Brief
Each line of the data holding "title" should be found and copied.

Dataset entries
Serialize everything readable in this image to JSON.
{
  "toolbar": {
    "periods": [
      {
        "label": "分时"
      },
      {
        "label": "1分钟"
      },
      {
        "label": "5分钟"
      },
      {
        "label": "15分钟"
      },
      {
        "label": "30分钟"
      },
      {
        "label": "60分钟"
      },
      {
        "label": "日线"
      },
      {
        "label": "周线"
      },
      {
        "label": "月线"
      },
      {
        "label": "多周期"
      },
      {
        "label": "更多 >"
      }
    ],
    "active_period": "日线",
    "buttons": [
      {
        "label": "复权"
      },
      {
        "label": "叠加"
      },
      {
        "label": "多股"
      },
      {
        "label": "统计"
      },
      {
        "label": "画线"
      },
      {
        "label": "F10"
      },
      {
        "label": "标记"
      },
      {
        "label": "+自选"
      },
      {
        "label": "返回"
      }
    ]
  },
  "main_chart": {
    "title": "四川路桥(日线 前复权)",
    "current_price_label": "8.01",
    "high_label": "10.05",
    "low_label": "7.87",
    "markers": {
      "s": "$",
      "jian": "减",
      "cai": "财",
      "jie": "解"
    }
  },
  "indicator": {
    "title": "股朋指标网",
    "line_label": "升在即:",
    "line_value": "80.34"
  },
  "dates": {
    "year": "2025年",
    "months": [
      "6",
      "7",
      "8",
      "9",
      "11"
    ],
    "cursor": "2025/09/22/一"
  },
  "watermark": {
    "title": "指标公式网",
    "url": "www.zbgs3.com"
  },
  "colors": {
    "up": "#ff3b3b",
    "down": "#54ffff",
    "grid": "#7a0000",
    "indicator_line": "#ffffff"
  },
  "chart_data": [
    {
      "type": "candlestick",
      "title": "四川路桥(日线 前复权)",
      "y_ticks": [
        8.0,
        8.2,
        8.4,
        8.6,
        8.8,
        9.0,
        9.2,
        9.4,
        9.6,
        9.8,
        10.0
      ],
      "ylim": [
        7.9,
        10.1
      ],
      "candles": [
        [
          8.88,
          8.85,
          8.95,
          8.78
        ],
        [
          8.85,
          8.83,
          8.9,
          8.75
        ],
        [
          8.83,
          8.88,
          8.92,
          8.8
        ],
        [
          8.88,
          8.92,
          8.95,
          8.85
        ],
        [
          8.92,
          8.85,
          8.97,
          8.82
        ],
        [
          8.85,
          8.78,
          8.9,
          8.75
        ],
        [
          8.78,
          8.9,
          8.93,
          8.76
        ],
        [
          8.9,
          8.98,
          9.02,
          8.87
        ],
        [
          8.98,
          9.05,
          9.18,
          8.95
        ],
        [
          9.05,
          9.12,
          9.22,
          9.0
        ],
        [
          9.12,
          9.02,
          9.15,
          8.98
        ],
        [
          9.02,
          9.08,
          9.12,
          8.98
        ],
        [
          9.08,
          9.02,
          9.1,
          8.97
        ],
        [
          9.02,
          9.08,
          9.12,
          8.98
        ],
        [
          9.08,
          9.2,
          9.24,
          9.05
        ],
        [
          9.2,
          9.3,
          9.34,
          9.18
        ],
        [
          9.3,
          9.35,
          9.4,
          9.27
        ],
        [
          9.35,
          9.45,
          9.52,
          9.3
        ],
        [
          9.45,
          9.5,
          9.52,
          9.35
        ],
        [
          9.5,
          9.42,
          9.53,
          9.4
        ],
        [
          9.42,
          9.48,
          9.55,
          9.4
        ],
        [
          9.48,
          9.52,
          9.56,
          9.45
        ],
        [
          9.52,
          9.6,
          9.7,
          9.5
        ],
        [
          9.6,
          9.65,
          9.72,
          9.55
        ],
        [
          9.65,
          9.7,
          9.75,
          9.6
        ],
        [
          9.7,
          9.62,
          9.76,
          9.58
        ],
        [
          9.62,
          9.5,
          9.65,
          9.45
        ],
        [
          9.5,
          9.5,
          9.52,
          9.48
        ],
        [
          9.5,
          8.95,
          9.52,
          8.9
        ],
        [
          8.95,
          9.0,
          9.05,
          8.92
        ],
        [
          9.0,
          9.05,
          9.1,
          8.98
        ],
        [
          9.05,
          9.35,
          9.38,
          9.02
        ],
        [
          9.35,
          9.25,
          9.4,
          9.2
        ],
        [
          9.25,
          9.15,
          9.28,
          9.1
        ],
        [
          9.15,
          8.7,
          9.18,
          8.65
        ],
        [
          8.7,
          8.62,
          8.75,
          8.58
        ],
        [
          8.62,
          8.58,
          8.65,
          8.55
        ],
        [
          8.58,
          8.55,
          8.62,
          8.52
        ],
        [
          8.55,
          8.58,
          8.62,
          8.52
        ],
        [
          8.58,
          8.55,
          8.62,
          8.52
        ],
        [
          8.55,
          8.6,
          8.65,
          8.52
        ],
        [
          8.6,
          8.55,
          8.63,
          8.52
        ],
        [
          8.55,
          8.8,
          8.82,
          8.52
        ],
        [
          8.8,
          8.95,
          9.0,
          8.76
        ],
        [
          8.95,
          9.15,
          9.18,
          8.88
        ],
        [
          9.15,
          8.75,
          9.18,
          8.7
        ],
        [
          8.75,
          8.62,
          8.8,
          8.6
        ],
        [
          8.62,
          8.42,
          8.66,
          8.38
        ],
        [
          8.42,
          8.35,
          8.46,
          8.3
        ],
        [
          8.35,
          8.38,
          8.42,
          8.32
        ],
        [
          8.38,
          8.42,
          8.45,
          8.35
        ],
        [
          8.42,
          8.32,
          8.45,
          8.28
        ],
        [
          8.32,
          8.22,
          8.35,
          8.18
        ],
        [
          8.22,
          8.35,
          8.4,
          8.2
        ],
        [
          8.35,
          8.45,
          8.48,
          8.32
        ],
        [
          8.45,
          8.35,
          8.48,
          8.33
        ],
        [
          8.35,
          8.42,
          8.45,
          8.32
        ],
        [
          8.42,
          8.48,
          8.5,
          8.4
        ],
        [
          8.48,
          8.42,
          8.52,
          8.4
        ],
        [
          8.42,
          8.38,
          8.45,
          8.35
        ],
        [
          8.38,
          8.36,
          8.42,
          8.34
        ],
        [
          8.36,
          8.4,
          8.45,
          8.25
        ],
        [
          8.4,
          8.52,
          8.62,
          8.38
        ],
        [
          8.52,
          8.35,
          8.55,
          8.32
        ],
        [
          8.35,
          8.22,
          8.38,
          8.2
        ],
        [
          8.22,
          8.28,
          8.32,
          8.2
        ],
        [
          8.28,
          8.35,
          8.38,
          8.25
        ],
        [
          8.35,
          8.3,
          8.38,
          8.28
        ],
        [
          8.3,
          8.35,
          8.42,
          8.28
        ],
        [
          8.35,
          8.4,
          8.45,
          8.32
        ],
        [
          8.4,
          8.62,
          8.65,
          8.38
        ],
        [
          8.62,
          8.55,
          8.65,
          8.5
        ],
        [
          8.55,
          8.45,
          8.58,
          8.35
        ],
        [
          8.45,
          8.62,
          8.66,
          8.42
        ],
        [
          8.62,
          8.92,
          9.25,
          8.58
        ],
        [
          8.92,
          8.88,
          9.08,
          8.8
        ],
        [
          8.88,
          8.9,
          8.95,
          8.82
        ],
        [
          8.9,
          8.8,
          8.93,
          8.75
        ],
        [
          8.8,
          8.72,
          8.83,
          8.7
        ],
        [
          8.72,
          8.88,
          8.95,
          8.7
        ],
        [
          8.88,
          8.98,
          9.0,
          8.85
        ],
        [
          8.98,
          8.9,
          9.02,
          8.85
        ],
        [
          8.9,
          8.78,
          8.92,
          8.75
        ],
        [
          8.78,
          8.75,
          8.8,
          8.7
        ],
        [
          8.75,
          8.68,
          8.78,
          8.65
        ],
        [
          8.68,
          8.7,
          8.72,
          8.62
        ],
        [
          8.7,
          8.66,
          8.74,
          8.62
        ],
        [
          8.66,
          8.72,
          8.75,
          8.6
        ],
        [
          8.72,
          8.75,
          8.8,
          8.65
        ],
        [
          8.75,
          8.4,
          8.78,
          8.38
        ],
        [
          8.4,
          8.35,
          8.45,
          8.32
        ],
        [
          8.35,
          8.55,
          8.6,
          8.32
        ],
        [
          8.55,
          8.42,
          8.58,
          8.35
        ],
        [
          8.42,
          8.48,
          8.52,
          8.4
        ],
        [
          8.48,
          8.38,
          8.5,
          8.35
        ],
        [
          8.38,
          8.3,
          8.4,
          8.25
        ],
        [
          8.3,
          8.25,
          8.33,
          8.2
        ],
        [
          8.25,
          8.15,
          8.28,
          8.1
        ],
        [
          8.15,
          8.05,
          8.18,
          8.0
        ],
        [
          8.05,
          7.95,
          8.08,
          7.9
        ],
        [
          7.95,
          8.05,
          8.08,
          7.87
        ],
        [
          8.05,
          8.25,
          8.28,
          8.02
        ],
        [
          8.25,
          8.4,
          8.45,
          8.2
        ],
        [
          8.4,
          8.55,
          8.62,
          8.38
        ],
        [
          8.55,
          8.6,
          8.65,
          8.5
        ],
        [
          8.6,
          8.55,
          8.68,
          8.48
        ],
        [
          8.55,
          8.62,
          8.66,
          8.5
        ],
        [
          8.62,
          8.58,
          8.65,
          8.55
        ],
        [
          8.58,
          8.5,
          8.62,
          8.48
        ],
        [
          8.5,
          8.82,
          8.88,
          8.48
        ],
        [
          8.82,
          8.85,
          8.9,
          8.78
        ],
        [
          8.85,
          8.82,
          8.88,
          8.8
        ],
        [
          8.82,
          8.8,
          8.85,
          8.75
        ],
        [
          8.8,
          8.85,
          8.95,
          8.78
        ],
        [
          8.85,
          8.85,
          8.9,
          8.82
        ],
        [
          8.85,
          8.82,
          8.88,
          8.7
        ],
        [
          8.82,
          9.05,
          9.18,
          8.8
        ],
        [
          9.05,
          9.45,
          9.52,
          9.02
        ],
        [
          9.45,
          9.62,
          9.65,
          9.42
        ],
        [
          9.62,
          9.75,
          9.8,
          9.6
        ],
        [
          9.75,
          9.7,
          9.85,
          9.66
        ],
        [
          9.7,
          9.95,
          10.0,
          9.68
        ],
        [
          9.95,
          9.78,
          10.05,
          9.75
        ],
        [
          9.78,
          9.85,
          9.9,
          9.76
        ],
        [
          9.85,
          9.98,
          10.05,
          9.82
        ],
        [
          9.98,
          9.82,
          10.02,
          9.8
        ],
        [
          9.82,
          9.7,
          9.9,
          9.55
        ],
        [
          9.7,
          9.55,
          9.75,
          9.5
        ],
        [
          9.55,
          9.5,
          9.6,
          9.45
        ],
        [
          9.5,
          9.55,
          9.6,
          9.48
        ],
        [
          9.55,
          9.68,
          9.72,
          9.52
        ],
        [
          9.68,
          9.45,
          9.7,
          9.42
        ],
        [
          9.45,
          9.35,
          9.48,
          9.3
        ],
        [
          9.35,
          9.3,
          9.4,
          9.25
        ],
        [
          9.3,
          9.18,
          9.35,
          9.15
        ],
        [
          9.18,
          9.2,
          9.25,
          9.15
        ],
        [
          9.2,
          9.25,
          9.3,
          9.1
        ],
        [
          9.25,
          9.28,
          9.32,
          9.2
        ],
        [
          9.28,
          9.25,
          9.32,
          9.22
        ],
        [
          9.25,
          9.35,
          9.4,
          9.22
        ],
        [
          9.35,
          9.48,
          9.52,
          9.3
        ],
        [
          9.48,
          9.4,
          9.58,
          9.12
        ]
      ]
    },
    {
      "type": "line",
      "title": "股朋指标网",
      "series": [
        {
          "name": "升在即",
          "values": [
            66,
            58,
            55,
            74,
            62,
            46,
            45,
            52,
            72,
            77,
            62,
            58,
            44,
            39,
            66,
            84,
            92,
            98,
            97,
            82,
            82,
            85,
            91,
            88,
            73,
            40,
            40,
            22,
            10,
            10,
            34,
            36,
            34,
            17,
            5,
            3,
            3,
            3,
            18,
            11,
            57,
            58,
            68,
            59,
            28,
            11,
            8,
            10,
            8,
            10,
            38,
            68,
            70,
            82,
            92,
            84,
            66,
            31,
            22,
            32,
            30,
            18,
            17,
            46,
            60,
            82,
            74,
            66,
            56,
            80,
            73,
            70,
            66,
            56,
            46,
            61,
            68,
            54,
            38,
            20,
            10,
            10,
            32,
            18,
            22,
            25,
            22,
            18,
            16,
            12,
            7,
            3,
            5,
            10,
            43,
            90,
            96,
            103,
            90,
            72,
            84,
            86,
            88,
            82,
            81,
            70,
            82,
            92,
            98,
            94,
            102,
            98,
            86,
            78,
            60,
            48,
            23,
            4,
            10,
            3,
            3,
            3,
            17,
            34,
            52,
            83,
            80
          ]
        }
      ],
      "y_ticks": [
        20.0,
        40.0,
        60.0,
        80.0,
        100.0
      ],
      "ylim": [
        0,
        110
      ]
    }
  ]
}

Expected output
    "title": "四川路桥(日线 前复权)",
    "title": "股朋指标网",
    "title": "指标公式网",
      "title": "四川路桥(日线 前复权)",
      "title": "股朋指标网",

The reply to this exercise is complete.